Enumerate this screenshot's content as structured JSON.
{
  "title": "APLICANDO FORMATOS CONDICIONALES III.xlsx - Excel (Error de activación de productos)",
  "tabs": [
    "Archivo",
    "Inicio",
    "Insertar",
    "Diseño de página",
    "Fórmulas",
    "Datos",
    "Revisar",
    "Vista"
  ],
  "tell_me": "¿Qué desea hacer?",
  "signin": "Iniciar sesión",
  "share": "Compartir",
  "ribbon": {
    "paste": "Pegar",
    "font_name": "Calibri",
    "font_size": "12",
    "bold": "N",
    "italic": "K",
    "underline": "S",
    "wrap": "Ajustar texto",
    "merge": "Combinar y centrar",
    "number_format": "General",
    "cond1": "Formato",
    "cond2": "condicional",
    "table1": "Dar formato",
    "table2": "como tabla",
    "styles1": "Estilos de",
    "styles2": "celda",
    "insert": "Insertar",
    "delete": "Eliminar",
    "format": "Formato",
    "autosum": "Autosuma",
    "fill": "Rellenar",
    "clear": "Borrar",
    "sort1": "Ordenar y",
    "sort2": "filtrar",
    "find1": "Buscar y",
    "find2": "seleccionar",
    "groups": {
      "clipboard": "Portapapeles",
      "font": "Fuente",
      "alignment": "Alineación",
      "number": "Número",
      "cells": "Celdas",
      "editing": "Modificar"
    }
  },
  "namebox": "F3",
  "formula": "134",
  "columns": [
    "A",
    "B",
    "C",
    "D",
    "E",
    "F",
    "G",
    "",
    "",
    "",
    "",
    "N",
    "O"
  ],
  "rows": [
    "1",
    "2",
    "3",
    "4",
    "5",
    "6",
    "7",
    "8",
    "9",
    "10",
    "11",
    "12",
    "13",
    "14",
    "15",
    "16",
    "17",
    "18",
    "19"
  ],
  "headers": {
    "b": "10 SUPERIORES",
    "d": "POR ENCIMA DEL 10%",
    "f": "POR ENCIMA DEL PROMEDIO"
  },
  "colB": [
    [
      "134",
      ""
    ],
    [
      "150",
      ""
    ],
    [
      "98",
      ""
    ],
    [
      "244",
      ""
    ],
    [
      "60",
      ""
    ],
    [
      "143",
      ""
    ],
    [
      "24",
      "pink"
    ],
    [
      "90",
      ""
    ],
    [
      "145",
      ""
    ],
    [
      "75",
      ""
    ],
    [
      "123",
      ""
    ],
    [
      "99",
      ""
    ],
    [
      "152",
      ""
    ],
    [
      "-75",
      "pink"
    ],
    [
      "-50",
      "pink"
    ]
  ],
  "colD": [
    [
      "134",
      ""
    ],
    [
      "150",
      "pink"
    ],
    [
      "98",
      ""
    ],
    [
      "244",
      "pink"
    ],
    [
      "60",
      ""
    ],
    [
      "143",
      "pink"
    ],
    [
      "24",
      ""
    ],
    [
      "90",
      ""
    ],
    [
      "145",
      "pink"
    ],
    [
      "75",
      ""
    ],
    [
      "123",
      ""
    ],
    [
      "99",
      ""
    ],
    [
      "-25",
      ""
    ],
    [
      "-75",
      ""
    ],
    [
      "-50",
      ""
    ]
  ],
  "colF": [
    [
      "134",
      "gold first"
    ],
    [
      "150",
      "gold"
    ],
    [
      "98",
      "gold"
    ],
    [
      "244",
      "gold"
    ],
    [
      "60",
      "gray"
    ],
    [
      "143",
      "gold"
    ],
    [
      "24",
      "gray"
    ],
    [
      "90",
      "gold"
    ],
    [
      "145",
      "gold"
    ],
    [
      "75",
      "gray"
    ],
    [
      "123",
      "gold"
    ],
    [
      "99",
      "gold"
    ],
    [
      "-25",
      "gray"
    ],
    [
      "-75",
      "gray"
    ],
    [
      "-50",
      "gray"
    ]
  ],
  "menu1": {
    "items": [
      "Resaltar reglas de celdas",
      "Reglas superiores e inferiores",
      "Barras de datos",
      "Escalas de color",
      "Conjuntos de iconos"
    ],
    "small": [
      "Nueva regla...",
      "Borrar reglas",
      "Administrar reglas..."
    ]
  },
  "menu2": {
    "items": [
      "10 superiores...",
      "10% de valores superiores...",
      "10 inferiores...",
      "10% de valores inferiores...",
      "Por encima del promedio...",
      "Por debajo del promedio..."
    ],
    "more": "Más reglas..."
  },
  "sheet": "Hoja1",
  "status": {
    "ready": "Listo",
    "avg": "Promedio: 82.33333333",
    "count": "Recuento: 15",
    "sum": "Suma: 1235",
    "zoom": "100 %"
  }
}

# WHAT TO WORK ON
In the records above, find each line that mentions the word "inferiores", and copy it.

# OUTPUT FOR THIS EXERCISE
      "Reglas superiores e inferiores",
      "10 inferiores...",
      "10% de valores inferiores...",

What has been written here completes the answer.